Write out the records once more, exactly as given.
═══ DATASET RECORDS
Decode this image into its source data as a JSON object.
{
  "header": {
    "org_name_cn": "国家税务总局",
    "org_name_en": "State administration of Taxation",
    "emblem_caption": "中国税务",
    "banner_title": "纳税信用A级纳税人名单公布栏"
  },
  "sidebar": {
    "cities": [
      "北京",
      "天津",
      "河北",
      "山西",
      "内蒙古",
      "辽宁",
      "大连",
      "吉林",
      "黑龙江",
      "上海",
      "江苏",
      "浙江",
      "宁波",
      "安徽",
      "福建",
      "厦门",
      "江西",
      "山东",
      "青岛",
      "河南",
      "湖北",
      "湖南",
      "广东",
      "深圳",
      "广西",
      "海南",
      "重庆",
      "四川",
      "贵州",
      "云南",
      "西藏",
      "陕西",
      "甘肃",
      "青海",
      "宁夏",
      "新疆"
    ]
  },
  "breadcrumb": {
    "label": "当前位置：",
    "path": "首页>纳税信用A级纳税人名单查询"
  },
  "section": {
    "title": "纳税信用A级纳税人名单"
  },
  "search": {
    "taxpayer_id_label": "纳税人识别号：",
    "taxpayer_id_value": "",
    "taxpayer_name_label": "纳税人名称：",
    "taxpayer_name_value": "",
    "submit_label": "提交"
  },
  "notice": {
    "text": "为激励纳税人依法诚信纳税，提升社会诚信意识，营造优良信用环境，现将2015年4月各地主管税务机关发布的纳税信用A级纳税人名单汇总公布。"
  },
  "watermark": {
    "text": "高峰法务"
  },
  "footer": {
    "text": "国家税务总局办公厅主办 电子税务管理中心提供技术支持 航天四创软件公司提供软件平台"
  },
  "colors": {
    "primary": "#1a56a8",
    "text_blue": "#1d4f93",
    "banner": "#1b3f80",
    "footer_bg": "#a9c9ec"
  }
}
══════
## WRITTEN SOLUTION
Decode this image into its source data as a JSON object.
{
  "header": {
    "org_name_cn": "国家税务总局",
    "org_name_en": "State administration of Taxation",
    "emblem_caption": "中国税务",
    "banner_title": "纳税信用A级纳税人名单公布栏"
  },
  "sidebar": {
    "cities": [
      "北京",
      "天津",
      "河北",
      "山西",
      "内蒙古",
      "辽宁",
      "大连",
      "吉林",
      "黑龙江",
      "上海",
      "江苏",
      "浙江",
      "宁波",
      "安徽",
      "福建",
      "厦门",
      "江西",
      "山东",
      "青岛",
      "河南",
      "湖北",
      "湖南",
      "广东",
      "深圳",
      "广西",
      "海南",
      "重庆",
      "四川",
      "贵州",
      "云南",
      "西藏",
      "陕西",
      "甘肃",
      "青海",
      "宁夏",
      "新疆"
    ]
  },
  "breadcrumb": {
    "label": "当前位置：",
    "path": "首页>纳税信用A级纳税人名单查询"
  },
  "section": {
    "title": "纳税信用A级纳税人名单"
  },
  "search": {
    "taxpayer_id_label": "纳税人识别号：",
    "taxpayer_id_value": "",
    "taxpayer_name_label": "纳税人名称：",
    "taxpayer_name_value": "",
    "submit_label": "提交"
  },
  "notice": {
    "text": "为激励纳税人依法诚信纳税，提升社会诚信意识，营造优良信用环境，现将2015年4月各地主管税务机关发布的纳税信用A级纳税人名单汇总公布。"
  },
  "watermark": {
    "text": "高峰法务"
  },
  "footer": {
    "text": "国家税务总局办公厅主办 电子税务管理中心提供技术支持 航天四创软件公司提供软件平台"
  },
  "colors": {
    "primary": "#1a56a8",
    "text_blue": "#1d4f93",
    "banner": "#1b3f80",
    "footer_bg": "#a9c9ec"
  }
}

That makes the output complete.